• Volume 18 Number 1 - January 2011


    The Neuse River lowlands are becoming a hotspot for feral hogs.

    Freddie Stancil and his grandson, Jared Raynor, paused to point out an area where hogs had been rooting for grubs and acorns. Seeing a hog from a nearby stand, they said, would be as close to guaranteed as anything in hunting, but that it might be almost dark before one showed up.

    Pay attention to cover, camo and decoy spreads when targeting eastern North Carolina waterfowl.

    Growing up in eastern North Carolina can have a profound effect upon a young outdoorsman. The culture and heritage that’s passed along, combined with the ample experience of seeing and experiencing the area’s wildlife help shape and mold lives.

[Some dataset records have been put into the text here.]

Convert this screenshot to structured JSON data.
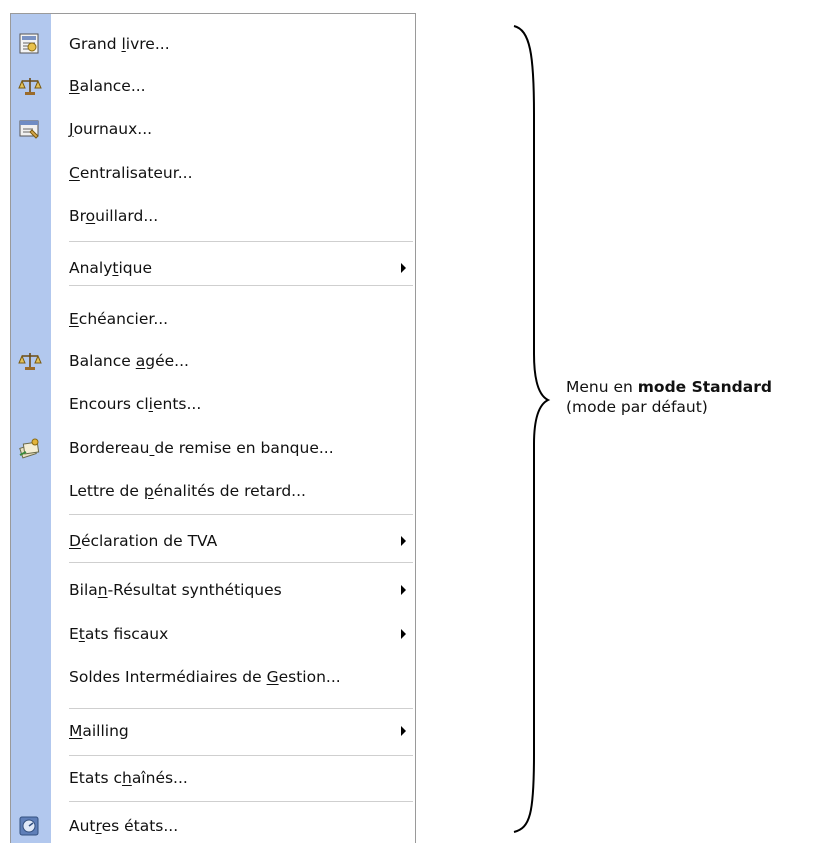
{
  "menu": {
    "items": [
      {
        "name": "menu-item-grand-livre",
        "before": "Grand ",
        "u": "l",
        "after": "ivre...",
        "icon": "ledger-icon"
      },
      {
        "name": "menu-item-balance",
        "before": "",
        "u": "B",
        "after": "alance...",
        "icon": "balance-icon"
      },
      {
        "name": "menu-item-journaux",
        "before": "",
        "u": "J",
        "after": "ournaux...",
        "icon": "journal-icon"
      },
      {
        "name": "menu-item-centralisateur",
        "before": "",
        "u": "C",
        "after": "entralisateur...",
        "icon": ""
      },
      {
        "name": "menu-item-brouillard",
        "before": "Br",
        "u": "o",
        "after": "uillard...",
        "icon": ""
      },
      {
        "name": "menu-item-analytique",
        "before": "Analy",
        "u": "t",
        "after": "ique",
        "icon": "",
        "submenu": true
      },
      {
        "name": "menu-item-echeancier",
        "before": "",
        "u": "E",
        "after": "chéancier...",
        "icon": ""
      },
      {
        "name": "menu-item-balance-agee",
        "before": "Balance ",
        "u": "a",
        "after": "gée...",
        "icon": "balance-icon"
      },
      {
        "name": "menu-item-encours-clients",
        "before": "Encours cl",
        "u": "i",
        "after": "ents...",
        "icon": ""
      },
      {
        "name": "menu-item-bordereau",
        "before": "Bordereau",
        "u": " ",
        "after": "de remise en banque...",
        "icon": "bank-remittance-icon"
      },
      {
        "name": "menu-item-lettre-penalites",
        "before": "Lettre de ",
        "u": "p",
        "after": "énalités de retard...",
        "icon": ""
      },
      {
        "name": "menu-item-declaration-tva",
        "before": "",
        "u": "D",
        "after": "éclaration de TVA",
        "icon": "",
        "submenu": true
      },
      {
        "name": "menu-item-bilan-resultat",
        "before": "Bila",
        "u": "n",
        "after": "-Résultat synthétiques",
        "icon": "",
        "submenu": true
      },
      {
        "name": "menu-item-etats-fiscaux",
        "before": "E",
        "u": "t",
        "after": "ats fiscaux",
        "icon": "",
        "submenu": true
      },
      {
        "name": "menu-item-soldes-intermediaires",
        "before": "Soldes Intermédiaires de ",
        "u": "G",
        "after": "estion...",
        "icon": ""
      },
      {
        "name": "menu-item-mailling",
        "before": "",
        "u": "M",
        "after": "ailling",
        "icon": "",
        "submenu": true
      },
      {
        "name": "menu-item-etats-chaines",
        "before": "Etats c",
        "u": "h",
        "after": "aînés...",
        "icon": ""
      },
      {
        "name": "menu-item-autres-etats",
        "before": "Aut",
        "u": "r",
        "after": "es états...",
        "icon": "reports-icon"
      }
    ]
  },
  "annotation": {
    "line1_prefix": "Menu en ",
    "line1_bold": "mode Standard",
    "line2": "(mode par défaut)"
  },
  "colors": {
    "gutter": "#b2c8ee",
    "separator": "#cfcfcf"
  }
}
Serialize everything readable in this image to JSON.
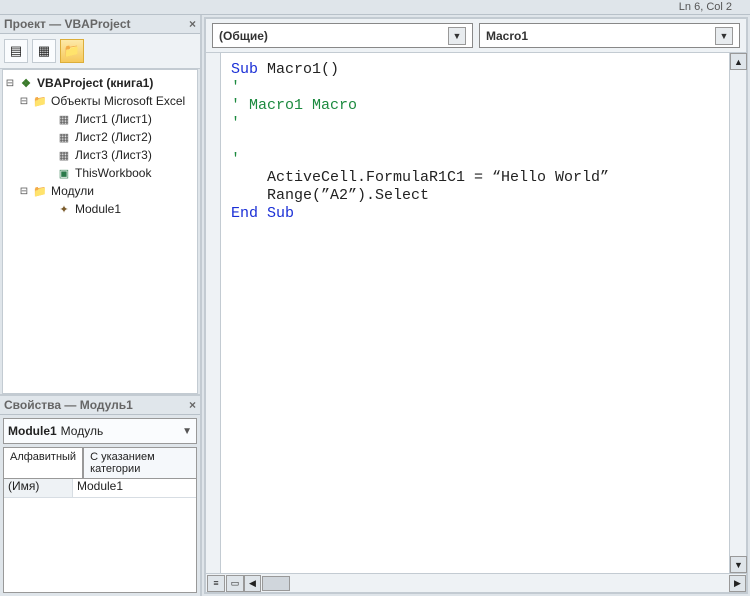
{
  "statusbar": {
    "pos": "Ln 6, Col 2"
  },
  "project_pane": {
    "title": "Проект — VBAProject",
    "root": "VBAProject (книга1)",
    "objects_folder": "Объекты Microsoft Excel",
    "sheets": [
      "Лист1 (Лист1)",
      "Лист2 (Лист2)",
      "Лист3 (Лист3)"
    ],
    "workbook": "ThisWorkbook",
    "modules_folder": "Модули",
    "module": "Module1"
  },
  "properties_pane": {
    "title": "Свойства — Модуль1",
    "object_name": "Module1",
    "object_type": "Модуль",
    "tabs": {
      "alpha": "Алфавитный",
      "cat": "С указанием категории"
    },
    "rows": {
      "name_key": "(Имя)",
      "name_val": "Module1"
    }
  },
  "code_pane": {
    "object_dd": "(Общие)",
    "proc_dd": "Macro1",
    "lines": {
      "l1a": "Sub",
      "l1b": " Macro1()",
      "l2": "'",
      "l3": "' Macro1 Macro",
      "l4": "'",
      "l5": " ",
      "l6": "'",
      "l7": "    ActiveCell.FormulaR1C1 = “Hello World”",
      "l8": "    Range(”A2”).Select",
      "l9a": "End",
      "l9b": " ",
      "l9c": "Sub"
    }
  }
}
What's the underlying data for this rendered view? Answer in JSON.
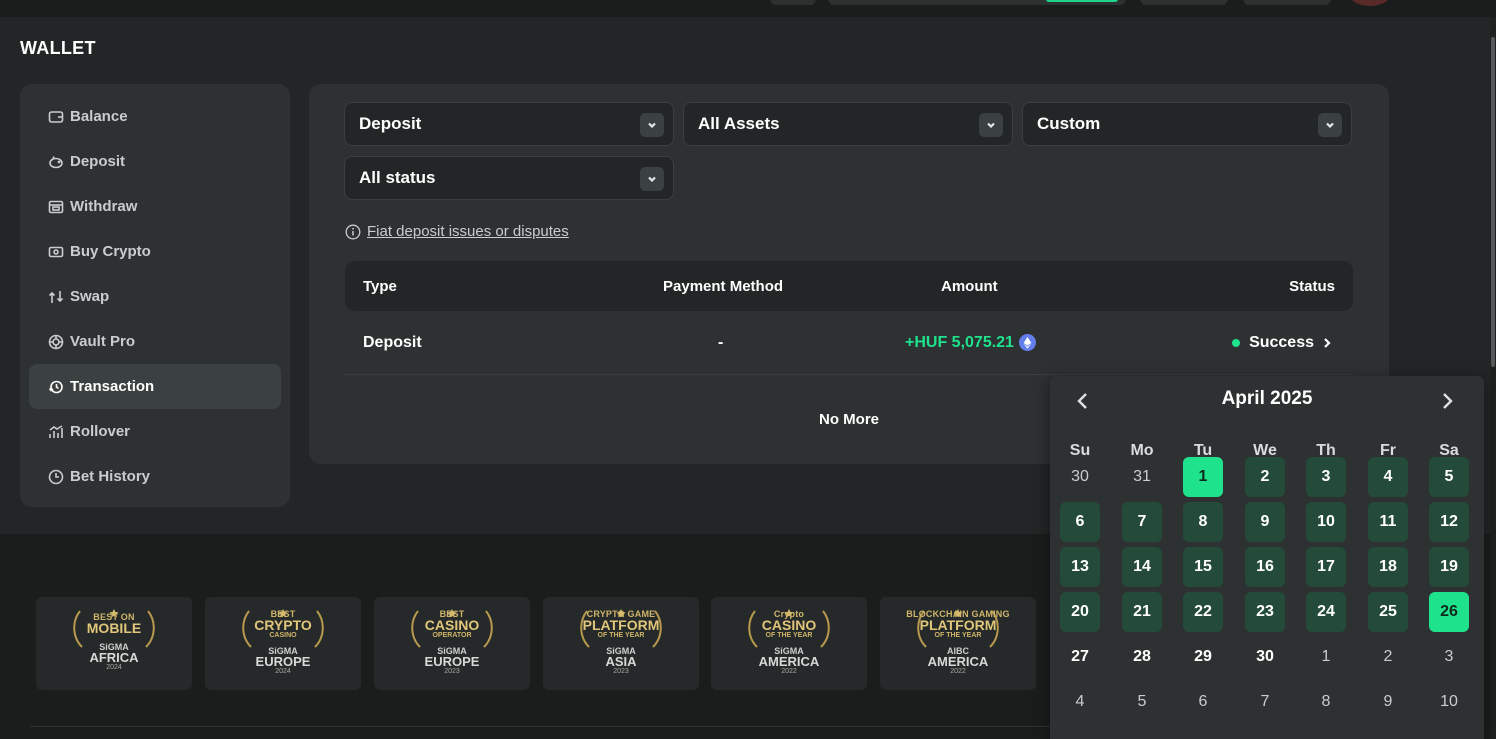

    Protected Bald Head Island creeks offer great winter fishing.

    Late last January, the North Carolina coast was in the throes of the coldest winter of the decade. Quick temperature drops had already triggered trout kills, and the water temperature in the Cape Fear River had plunged into the high 30s.

    Real ‘Down East’ fishing awaits year-round at these 10 spots.

    EDITOR’S NOTE: Over the next year, North Carolina Sportsman’s Saltwater Series will give readers GPS coordinates to hotspots along the coast.

    Harold Langdon trains some of the top rabbit dogs in North Carolina; what he’s learned will make you a better hunter.

    One day last January, Harold Langdon sat on a stump last January inside a cutover that was part of a large deer lease.

    Try these tips for making winter trips successful.

    It was the middle of January, and most anglers had put away their fishing gear and were stuck watching outdoor shows on TV, tinkering in the basement or going shopping with the wife.

    The catch-and-release striper fishery in the lower Cape Fear River is improving by leaps and bounds.

    Throughout the chilly winter months, downtown Wilmington along the Cape Fear River harbors more than just a retired battleship and a dozen 1,000-foot container ships.